Format

Send to:

Choose Destination
Neuropsychopharmacology. 2010 Sep;35(10):2101-9. doi: 10.1038/npp.2010.83. Epub 2010 Jun 16.

Modulatory effects of modafinil on neural circuits regulating emotion and cognition.

Author information

  • 1Clinical Brain Disorders Branch: Genes, Cognition, and Psychosis Program, NIMH, NIH, Bethesda, MD 20892, USA.

Abstract

Modafinil differs from other arousal-enhancing agents in chemical structure, neurochemical profile, and behavioral effects. Most functional neuroimaging studies to date examined the effect of modafinil only on information processing underlying executive cognition, but cognitive enhancers in general have been shown to have pronounced effects on emotional behavior, too. We examined the effect of modafinil on neural circuits underlying affective processing and cognitive functions. Healthy volunteers were enrolled in this double-blinded placebo-controlled trial (100 mg/day for 7 days). They underwent BOLD fMRI while performing an emotion information-processing task that activates the amygdala and two prefrontally dependent cognitive tasks-a working memory (WM) task and a variable attentional control (VAC) task. A clinical assessment that included measurement of blood pressure, heart rate, the Hamilton anxiety scale, and the profile of mood state (POMS) questionnaire was also performed on each test day. BOLD fMRI revealed significantly decreased amygdala reactivity to fearful stimuli on modafinil compared with the placebo condition. During executive cognition tasks, a WM task and a VAC task, modafinil reduced BOLD signal in the prefrontal cortex and anterior cingulate. Although not statistically significant, there were trends for reduced anxiety, for decreased fatigue-inertia and increased vigor-activity, as well as decreased anger-hostility on modafinil. Modafinil in low doses has a unique physiologic profile compared with stimulant drugs: it enhances the efficiency of prefrontal cortical cognitive information processing, while dampening reactivity to threatening stimuli in the amygdala, a brain region implicated in anxiety.

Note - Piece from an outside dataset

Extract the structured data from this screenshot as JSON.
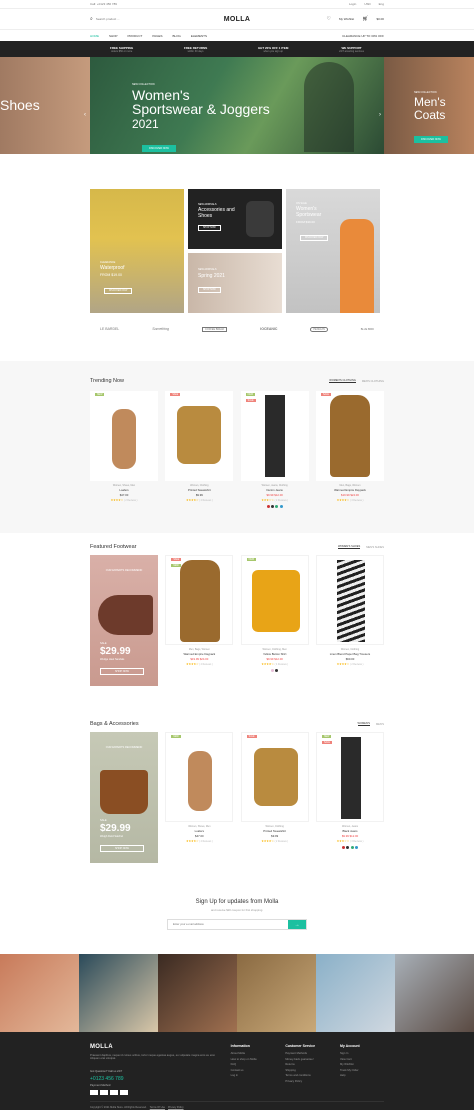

PMID:
20555311
[PubMed - indexed for MEDLINE]
PMCID:
PMC3013347
Free PMC Article

Images from this publication.See all images (3)Free text

Figure 1
Figure 2
Figure 3
PubMed Commons home

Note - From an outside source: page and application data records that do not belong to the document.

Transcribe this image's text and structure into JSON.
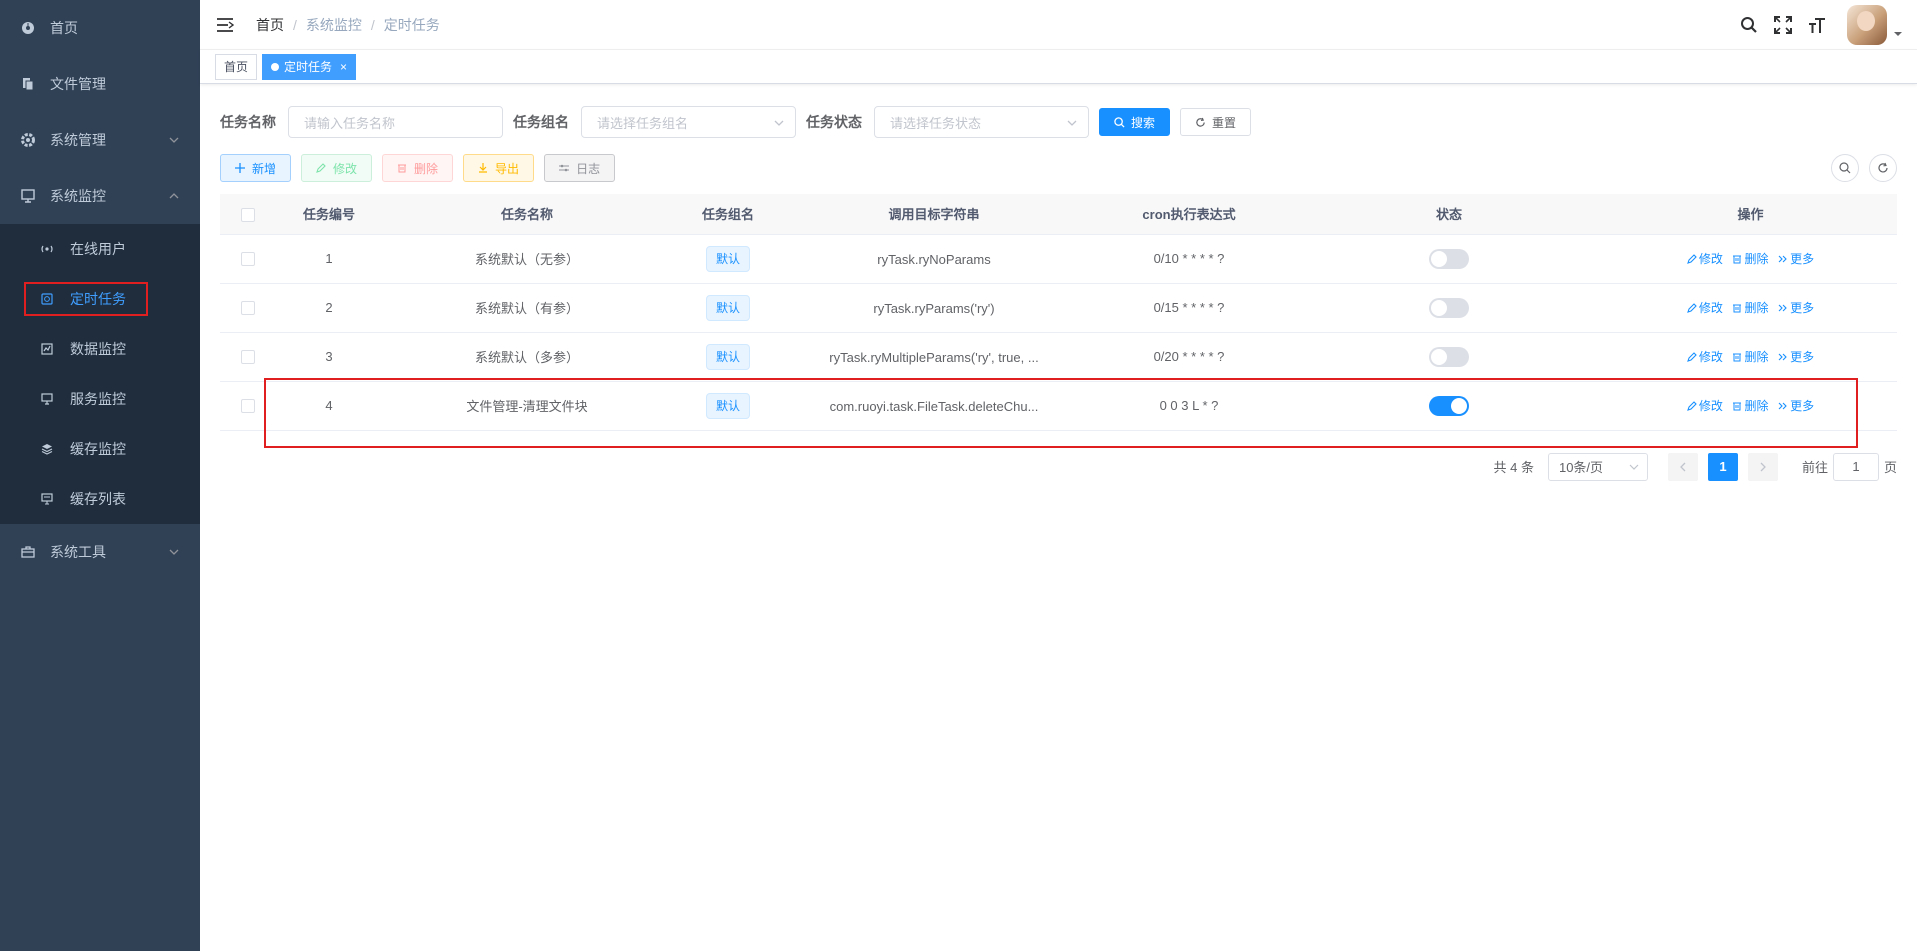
{
  "sidebar": {
    "items": [
      {
        "label": "首页",
        "icon": "dashboard-icon"
      },
      {
        "label": "文件管理",
        "icon": "file-icon"
      },
      {
        "label": "系统管理",
        "icon": "gear-icon"
      },
      {
        "label": "系统监控",
        "icon": "monitor-icon"
      }
    ],
    "monitor_sub": [
      {
        "label": "在线用户",
        "icon": "online-icon"
      },
      {
        "label": "定时任务",
        "icon": "job-icon"
      },
      {
        "label": "数据监控",
        "icon": "druid-icon"
      },
      {
        "label": "服务监控",
        "icon": "server-icon"
      },
      {
        "label": "缓存监控",
        "icon": "redis-icon"
      },
      {
        "label": "缓存列表",
        "icon": "redis-list-icon"
      }
    ],
    "tools": {
      "label": "系统工具",
      "icon": "tool-icon"
    }
  },
  "breadcrumb": [
    "首页",
    "系统监控",
    "定时任务"
  ],
  "tags": [
    {
      "label": "首页"
    },
    {
      "label": "定时任务",
      "close": "×"
    }
  ],
  "search": {
    "job_name_label": "任务名称",
    "job_name_placeholder": "请输入任务名称",
    "job_group_label": "任务组名",
    "job_group_placeholder": "请选择任务组名",
    "status_label": "任务状态",
    "status_placeholder": "请选择任务状态",
    "search_btn": "搜索",
    "reset_btn": "重置"
  },
  "toolbar": {
    "add": "新增",
    "edit": "修改",
    "delete": "删除",
    "export": "导出",
    "log": "日志"
  },
  "table": {
    "headers": [
      "任务编号",
      "任务名称",
      "任务组名",
      "调用目标字符串",
      "cron执行表达式",
      "状态",
      "操作"
    ],
    "rows": [
      {
        "id": "1",
        "name": "系统默认（无参）",
        "group": "默认",
        "target": "ryTask.ryNoParams",
        "cron": "0/10 * * * * ?",
        "status": "off"
      },
      {
        "id": "2",
        "name": "系统默认（有参）",
        "group": "默认",
        "target": "ryTask.ryParams('ry')",
        "cron": "0/15 * * * * ?",
        "status": "off"
      },
      {
        "id": "3",
        "name": "系统默认（多参）",
        "group": "默认",
        "target": "ryTask.ryMultipleParams('ry', true, ...",
        "cron": "0/20 * * * * ?",
        "status": "off"
      },
      {
        "id": "4",
        "name": "文件管理-清理文件块",
        "group": "默认",
        "target": "com.ruoyi.task.FileTask.deleteChu...",
        "cron": "0 0 3 L * ?",
        "status": "on"
      }
    ],
    "ops": {
      "edit": "修改",
      "delete": "删除",
      "more": "更多"
    }
  },
  "pagination": {
    "total": "共 4 条",
    "page_size": "10条/页",
    "current": "1",
    "goto_prefix": "前往",
    "goto_value": "1",
    "goto_suffix": "页"
  },
  "colors": {
    "primary": "#1890ff",
    "sidebar_bg": "#304156",
    "submenu_bg": "#1f2d3d",
    "highlight": "#e02020"
  }
}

PubMed Commons

0 comments
How to join PubMed Commons

    Supplemental Content

    Full text links

    Icon for Nature Publishing Group Icon for PubMed Central
    Loading ...
    Write to the Help Desk